───── RECORDS FOR THIS TASK ─────

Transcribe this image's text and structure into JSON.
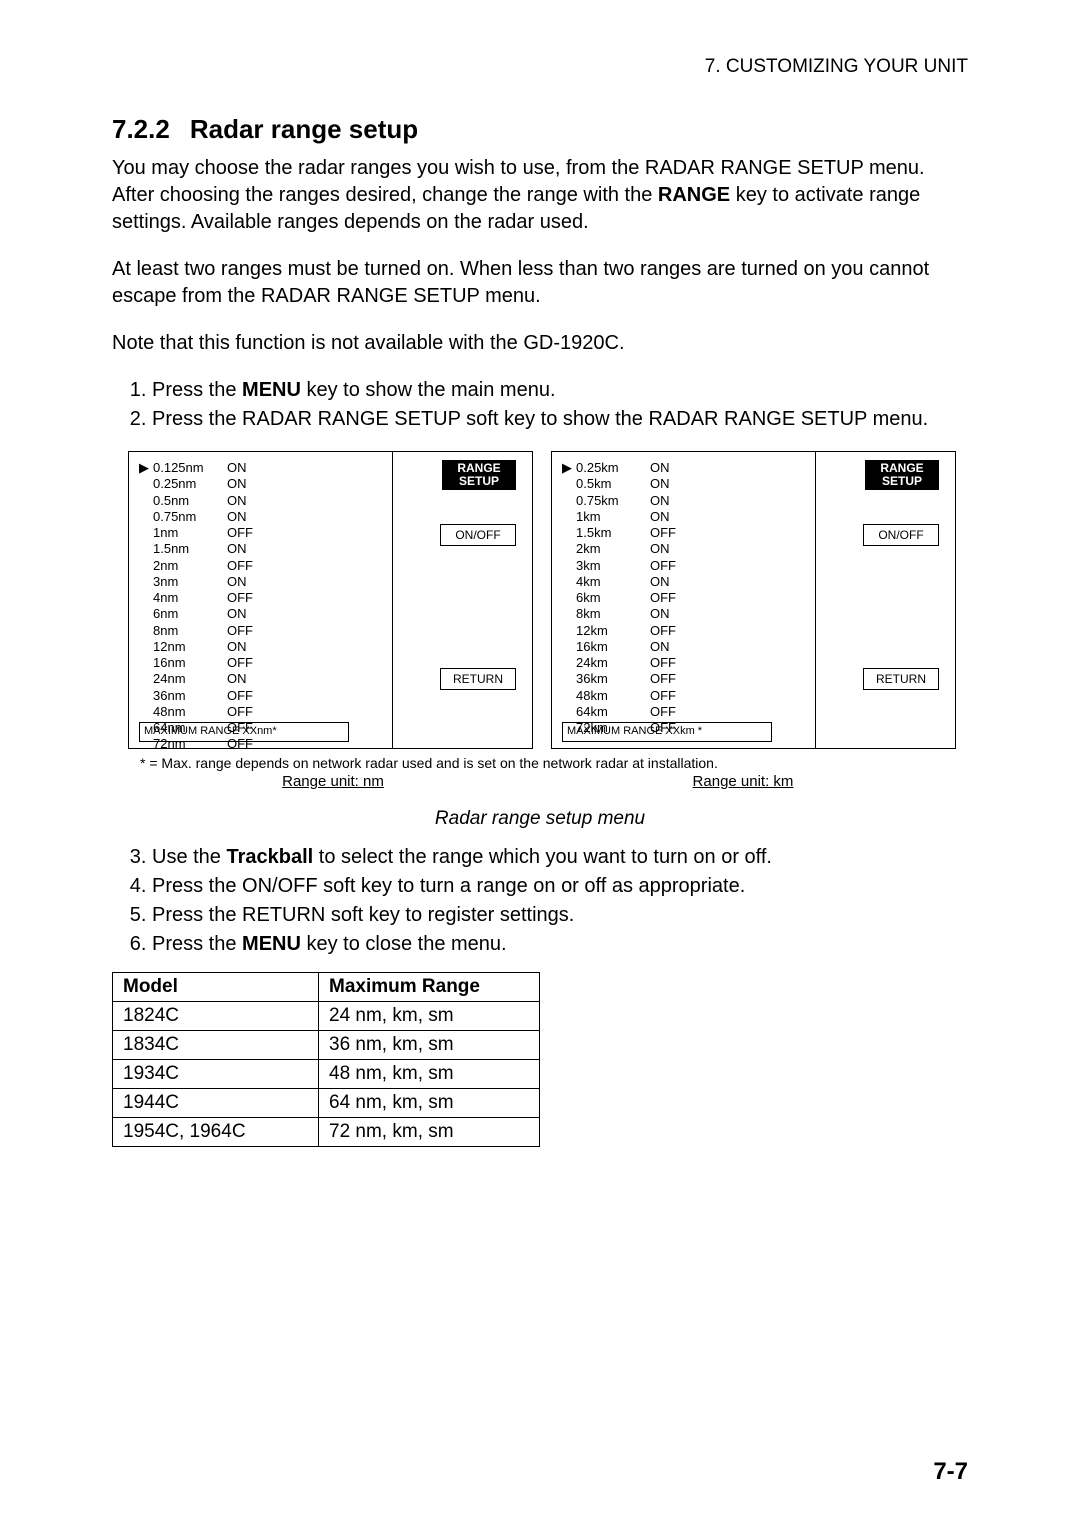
{
  "header": {
    "chapter": "7. CUSTOMIZING YOUR UNIT"
  },
  "section": {
    "number": "7.2.2",
    "title": "Radar range setup"
  },
  "paragraphs": {
    "p1a": "You may choose the radar ranges you wish to use, from the RADAR RANGE SETUP menu. After choosing the ranges desired, change the range with the ",
    "p1b": "RANGE",
    "p1c": " key to activate range settings. Available ranges depends on the radar used.",
    "p2": "At least two ranges must be turned on. When less than two ranges are turned on you cannot escape from the RADAR RANGE SETUP menu.",
    "p3": "Note that this function is not available with the GD-1920C."
  },
  "steps_a": [
    {
      "pre": "Press the ",
      "bold": "MENU",
      "post": " key to show the main menu."
    },
    {
      "pre": "Press the RADAR RANGE SETUP soft key to show the RADAR RANGE SETUP menu.",
      "bold": "",
      "post": ""
    }
  ],
  "figure": {
    "softkeys": {
      "range_setup_l1": "RANGE",
      "range_setup_l2": "SETUP",
      "onoff": "ON/OFF",
      "return": "RETURN"
    },
    "nm_ranges": [
      {
        "sel": "▶",
        "name": "0.125nm",
        "state": "ON"
      },
      {
        "sel": "",
        "name": "0.25nm",
        "state": "ON"
      },
      {
        "sel": "",
        "name": "0.5nm",
        "state": "ON"
      },
      {
        "sel": "",
        "name": "0.75nm",
        "state": "ON"
      },
      {
        "sel": "",
        "name": "1nm",
        "state": "OFF"
      },
      {
        "sel": "",
        "name": "1.5nm",
        "state": "ON"
      },
      {
        "sel": "",
        "name": "2nm",
        "state": "OFF"
      },
      {
        "sel": "",
        "name": "3nm",
        "state": "ON"
      },
      {
        "sel": "",
        "name": "4nm",
        "state": "OFF"
      },
      {
        "sel": "",
        "name": "6nm",
        "state": "ON"
      },
      {
        "sel": "",
        "name": "8nm",
        "state": "OFF"
      },
      {
        "sel": "",
        "name": "12nm",
        "state": "ON"
      },
      {
        "sel": "",
        "name": "16nm",
        "state": "OFF"
      },
      {
        "sel": "",
        "name": "24nm",
        "state": "ON"
      },
      {
        "sel": "",
        "name": "36nm",
        "state": "OFF"
      },
      {
        "sel": "",
        "name": "48nm",
        "state": "OFF"
      },
      {
        "sel": "",
        "name": "64nm",
        "state": "OFF"
      },
      {
        "sel": "",
        "name": "72nm",
        "state": "OFF"
      }
    ],
    "nm_max": "MAXIMUM RANGE XXnm*",
    "km_ranges": [
      {
        "sel": "▶",
        "name": "0.25km",
        "state": "ON"
      },
      {
        "sel": "",
        "name": "0.5km",
        "state": "ON"
      },
      {
        "sel": "",
        "name": "0.75km",
        "state": "ON"
      },
      {
        "sel": "",
        "name": "1km",
        "state": "ON"
      },
      {
        "sel": "",
        "name": "1.5km",
        "state": "OFF"
      },
      {
        "sel": "",
        "name": "2km",
        "state": "ON"
      },
      {
        "sel": "",
        "name": "3km",
        "state": "OFF"
      },
      {
        "sel": "",
        "name": "4km",
        "state": "ON"
      },
      {
        "sel": "",
        "name": "6km",
        "state": "OFF"
      },
      {
        "sel": "",
        "name": "8km",
        "state": "ON"
      },
      {
        "sel": "",
        "name": "12km",
        "state": "OFF"
      },
      {
        "sel": "",
        "name": "16km",
        "state": "ON"
      },
      {
        "sel": "",
        "name": "24km",
        "state": "OFF"
      },
      {
        "sel": "",
        "name": "36km",
        "state": "OFF"
      },
      {
        "sel": "",
        "name": "48km",
        "state": "OFF"
      },
      {
        "sel": "",
        "name": "64km",
        "state": "OFF"
      },
      {
        "sel": "",
        "name": "72km",
        "state": "OFF"
      }
    ],
    "km_max": "MAXIMUM RANGE XXkm *",
    "footnote": "* = Max. range depends on network radar used and is set on the network radar at installation.",
    "unit_nm": "Range unit: nm",
    "unit_km": "Range unit: km",
    "caption": "Radar range setup menu"
  },
  "steps_b": [
    {
      "pre": "Use the ",
      "bold": "Trackball",
      "post": " to select the range which you want to turn on or off."
    },
    {
      "pre": "Press the ON/OFF soft key to turn a range on or off as appropriate.",
      "bold": "",
      "post": ""
    },
    {
      "pre": "Press the RETURN soft key to register settings.",
      "bold": "",
      "post": ""
    },
    {
      "pre": "Press the ",
      "bold": "MENU",
      "post": " key to close the menu."
    }
  ],
  "model_table": {
    "head_model": "Model",
    "head_range": "Maximum Range",
    "rows": [
      {
        "model": "1824C",
        "range": "24 nm, km, sm"
      },
      {
        "model": "1834C",
        "range": "36 nm, km, sm"
      },
      {
        "model": "1934C",
        "range": "48 nm, km, sm"
      },
      {
        "model": "1944C",
        "range": "64 nm, km, sm"
      },
      {
        "model": "1954C, 1964C",
        "range": "72 nm, km, sm"
      }
    ]
  },
  "page_number": "7-7"
}
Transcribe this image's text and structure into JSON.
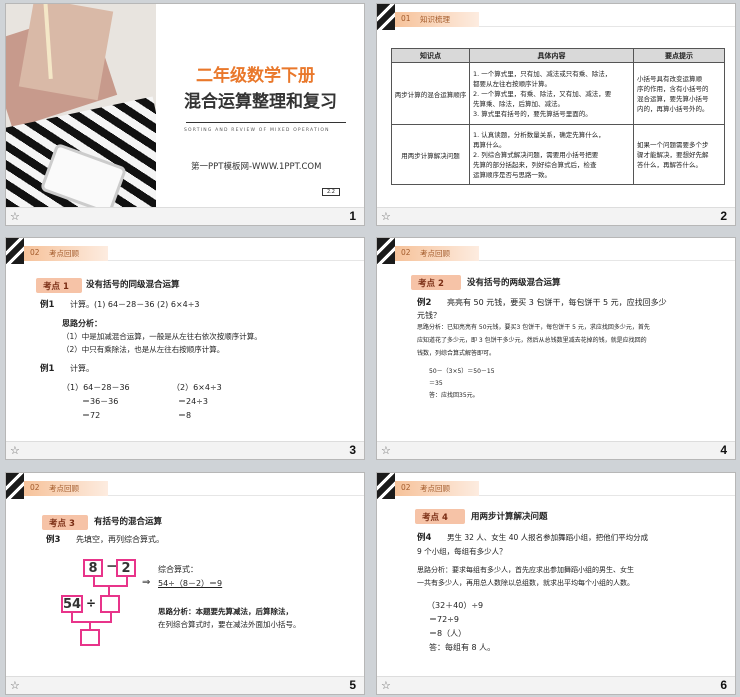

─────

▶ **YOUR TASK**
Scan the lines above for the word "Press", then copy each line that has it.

▶ **TASK RESULT**
      "pre": "Press the ",
      "pre": "Press the RADAR RANGE SETUP soft key to show the RADAR RANGE SETUP menu.",
      "pre": "Press the ON/OFF soft key to turn a range on or off as appropriate.",
      "pre": "Press the RETURN soft key to register settings.",
      "pre": "Press the ",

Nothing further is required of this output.